Donovan Johnson, Table of n, a(n) for n = 1..10000 (first 200 terms from T. D. Noe)

S. W. Golomb, Equality among number-theoretic functions, Unpublished manuscript. (Annotated scanned copy)

Walter Nissen, sigma(phi(n)) = phi(sigma(n)), Up for the Count !

Walter Nissen, sigma(phi(n)) = phi(sigma(n)): From "5" to "5 figures", Up for the Count !, Nov. 14, 2000

Walter Nissen, Addendum to : sigma(phi()): From "5" to "5 figures", Up for the Count !, June 8, 2008

Walter Nissen, Elaboration of : sigma(phi()): From "5" to "5 figures", Up for the Count !, Oct. 15, 2010

FORMULA

MATHEMATICA

Select[ Range[ 10^6 ], DivisorSigma[ 1, EulerPhi[ # ] ] == EulerPhi[ DivisorSigma[ 1, # ] ] & ]

PROG

(Haskell)

a033632 n = a033632_list !! (n-1)

a033632_list = filter (\x -> a062401 x == a062402 x) [1..]

-- Reinhard Zumkeller, Jan 04 2013

(PARI) is(n)=sigma(eulerphi(n))==eulerphi(sigma(n)) \\ Charles R Greathouse IV, May 09 2013

(Python)

from sympy import divisor_sigma as sigma, totient as phi

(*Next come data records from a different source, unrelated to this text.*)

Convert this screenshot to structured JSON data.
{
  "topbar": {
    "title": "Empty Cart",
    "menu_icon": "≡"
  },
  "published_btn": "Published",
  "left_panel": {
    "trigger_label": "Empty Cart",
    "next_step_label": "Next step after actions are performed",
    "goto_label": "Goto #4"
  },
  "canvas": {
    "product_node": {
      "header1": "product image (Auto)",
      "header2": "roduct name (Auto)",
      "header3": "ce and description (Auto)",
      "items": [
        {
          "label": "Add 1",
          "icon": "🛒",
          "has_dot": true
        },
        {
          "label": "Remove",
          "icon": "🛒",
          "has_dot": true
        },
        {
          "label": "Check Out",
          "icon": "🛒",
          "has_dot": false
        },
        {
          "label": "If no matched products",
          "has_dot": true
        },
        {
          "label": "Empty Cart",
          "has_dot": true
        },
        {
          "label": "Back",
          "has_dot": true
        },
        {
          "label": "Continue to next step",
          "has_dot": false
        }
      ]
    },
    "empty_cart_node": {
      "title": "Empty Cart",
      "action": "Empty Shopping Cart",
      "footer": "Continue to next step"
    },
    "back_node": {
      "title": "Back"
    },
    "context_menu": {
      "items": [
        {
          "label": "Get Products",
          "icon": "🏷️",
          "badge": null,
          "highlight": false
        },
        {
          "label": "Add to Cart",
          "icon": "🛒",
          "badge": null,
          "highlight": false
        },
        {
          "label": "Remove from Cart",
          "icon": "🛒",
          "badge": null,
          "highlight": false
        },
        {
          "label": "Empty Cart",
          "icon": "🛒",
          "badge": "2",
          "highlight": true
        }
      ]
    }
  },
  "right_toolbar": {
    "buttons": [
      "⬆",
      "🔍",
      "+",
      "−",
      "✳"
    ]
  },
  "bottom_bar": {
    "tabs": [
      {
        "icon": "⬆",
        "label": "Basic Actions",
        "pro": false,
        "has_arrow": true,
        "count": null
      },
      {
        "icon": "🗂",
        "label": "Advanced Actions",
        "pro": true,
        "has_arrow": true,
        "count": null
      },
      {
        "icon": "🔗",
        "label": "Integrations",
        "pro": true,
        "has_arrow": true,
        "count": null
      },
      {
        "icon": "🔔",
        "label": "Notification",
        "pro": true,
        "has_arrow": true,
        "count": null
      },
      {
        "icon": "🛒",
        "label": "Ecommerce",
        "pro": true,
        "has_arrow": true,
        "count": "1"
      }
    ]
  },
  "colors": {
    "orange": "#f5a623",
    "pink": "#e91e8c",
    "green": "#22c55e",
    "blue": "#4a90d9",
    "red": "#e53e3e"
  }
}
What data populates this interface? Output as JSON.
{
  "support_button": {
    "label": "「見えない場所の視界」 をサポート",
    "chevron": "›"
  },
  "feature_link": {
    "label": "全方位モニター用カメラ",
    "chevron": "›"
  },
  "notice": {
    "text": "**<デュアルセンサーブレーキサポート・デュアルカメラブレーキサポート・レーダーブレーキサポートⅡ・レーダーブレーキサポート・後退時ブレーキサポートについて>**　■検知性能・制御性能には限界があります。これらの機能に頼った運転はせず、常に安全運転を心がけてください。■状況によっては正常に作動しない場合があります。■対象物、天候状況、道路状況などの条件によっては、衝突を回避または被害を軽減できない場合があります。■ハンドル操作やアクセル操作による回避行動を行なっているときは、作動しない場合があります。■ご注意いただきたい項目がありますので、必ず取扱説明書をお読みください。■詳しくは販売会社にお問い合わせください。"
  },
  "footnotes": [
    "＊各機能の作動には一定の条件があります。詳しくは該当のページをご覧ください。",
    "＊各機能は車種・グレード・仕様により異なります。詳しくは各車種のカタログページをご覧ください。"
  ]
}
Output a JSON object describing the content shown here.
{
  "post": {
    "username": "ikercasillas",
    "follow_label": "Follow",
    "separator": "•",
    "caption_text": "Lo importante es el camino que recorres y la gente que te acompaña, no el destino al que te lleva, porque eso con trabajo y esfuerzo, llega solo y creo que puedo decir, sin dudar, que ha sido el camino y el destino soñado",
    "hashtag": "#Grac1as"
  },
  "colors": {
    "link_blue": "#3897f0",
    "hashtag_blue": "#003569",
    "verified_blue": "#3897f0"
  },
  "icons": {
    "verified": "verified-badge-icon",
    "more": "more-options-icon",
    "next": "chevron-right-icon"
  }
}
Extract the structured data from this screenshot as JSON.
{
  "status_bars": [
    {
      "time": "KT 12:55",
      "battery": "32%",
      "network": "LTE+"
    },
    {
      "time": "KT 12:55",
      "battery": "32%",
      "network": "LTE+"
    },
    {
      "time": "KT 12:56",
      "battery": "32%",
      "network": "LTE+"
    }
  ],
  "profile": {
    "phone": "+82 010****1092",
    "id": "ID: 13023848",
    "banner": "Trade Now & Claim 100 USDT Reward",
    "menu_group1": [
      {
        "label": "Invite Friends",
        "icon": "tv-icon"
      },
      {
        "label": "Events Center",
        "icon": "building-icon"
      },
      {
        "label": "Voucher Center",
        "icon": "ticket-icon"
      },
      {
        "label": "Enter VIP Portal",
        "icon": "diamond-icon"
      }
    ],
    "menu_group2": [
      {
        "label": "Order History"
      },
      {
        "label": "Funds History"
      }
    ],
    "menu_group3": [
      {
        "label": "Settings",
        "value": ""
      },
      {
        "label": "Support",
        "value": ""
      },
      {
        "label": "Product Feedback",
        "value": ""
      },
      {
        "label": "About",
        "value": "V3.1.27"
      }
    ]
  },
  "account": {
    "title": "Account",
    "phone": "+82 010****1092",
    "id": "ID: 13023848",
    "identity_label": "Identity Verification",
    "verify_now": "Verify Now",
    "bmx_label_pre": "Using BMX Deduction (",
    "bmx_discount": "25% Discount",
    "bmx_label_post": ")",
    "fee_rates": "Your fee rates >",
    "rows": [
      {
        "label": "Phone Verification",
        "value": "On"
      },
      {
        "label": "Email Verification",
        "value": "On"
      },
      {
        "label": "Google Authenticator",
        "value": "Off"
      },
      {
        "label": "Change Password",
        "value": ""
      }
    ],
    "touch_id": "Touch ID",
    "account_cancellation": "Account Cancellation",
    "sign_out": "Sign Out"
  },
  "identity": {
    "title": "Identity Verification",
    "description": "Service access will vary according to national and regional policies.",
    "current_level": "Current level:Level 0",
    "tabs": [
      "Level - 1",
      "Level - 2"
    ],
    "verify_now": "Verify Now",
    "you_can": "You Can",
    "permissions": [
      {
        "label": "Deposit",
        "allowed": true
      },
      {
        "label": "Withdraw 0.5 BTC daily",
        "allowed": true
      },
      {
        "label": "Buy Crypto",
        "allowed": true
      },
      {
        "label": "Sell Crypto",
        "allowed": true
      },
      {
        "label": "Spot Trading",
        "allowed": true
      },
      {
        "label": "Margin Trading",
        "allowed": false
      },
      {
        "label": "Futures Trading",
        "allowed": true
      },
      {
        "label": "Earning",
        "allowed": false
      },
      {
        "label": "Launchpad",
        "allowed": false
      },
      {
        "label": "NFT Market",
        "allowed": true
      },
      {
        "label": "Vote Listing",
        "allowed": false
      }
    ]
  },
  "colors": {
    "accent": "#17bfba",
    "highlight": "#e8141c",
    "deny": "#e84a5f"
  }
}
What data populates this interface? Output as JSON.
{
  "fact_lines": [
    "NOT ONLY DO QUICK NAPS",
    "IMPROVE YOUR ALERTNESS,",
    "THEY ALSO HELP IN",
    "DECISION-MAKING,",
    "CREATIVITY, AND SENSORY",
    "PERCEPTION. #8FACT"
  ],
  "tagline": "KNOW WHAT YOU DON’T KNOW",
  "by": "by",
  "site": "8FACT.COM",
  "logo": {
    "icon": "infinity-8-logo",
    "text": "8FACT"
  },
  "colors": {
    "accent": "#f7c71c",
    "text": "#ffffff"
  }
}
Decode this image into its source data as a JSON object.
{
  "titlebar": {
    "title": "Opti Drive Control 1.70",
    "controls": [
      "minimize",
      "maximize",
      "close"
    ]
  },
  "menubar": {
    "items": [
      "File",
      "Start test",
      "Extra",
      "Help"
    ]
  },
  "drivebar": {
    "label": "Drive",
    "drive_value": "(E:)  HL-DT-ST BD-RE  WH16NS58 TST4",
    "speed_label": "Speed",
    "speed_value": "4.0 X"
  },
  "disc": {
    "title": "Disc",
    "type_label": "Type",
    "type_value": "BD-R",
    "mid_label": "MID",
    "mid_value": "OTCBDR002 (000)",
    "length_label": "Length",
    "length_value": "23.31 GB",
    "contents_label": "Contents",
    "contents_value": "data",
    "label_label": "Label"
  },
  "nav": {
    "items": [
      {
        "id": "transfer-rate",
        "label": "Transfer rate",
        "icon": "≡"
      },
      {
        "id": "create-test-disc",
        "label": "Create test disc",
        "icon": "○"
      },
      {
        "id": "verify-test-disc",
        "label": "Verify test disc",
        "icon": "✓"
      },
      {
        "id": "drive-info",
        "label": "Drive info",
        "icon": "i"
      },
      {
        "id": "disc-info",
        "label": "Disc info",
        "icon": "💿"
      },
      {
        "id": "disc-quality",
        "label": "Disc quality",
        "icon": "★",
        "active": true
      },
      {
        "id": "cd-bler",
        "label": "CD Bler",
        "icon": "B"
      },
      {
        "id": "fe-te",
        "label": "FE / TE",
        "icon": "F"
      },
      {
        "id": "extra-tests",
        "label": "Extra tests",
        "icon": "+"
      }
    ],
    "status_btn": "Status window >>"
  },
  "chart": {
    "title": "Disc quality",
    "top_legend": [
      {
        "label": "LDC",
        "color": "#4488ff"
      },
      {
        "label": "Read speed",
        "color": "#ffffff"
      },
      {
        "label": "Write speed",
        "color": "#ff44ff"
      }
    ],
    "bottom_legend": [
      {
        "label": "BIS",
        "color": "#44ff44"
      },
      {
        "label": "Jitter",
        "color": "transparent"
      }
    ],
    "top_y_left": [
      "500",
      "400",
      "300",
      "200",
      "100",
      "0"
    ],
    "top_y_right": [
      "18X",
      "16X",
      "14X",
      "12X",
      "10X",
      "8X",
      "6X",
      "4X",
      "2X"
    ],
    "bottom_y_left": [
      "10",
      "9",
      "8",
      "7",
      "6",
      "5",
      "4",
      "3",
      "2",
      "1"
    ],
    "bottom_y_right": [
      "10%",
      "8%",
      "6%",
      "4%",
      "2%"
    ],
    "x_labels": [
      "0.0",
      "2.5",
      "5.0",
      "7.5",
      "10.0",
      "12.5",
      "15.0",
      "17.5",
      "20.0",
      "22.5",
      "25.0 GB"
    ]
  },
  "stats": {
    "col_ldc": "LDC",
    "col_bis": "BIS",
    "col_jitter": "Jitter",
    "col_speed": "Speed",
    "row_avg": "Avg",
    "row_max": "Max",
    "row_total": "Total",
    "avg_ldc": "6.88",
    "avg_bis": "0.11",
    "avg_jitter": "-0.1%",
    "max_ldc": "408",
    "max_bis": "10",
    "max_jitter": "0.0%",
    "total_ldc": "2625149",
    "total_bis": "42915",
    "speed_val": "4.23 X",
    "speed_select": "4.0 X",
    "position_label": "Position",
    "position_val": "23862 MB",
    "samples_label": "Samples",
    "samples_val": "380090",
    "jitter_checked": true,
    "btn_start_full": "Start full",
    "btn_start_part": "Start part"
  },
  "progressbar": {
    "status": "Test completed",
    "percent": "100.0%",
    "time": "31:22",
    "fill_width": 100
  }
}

def ok(n): return sigma(phi(n)) == phi(sigma(n))

def aupto(nn): return [m for m in range(1, nn+1) if ok(m)]

print(aupto(10**4)) # Michael S. Branicky, Jan 09 2021

CROSSREFS

KEYWORD

nonn,nice

AUTHOR

STATUS

approved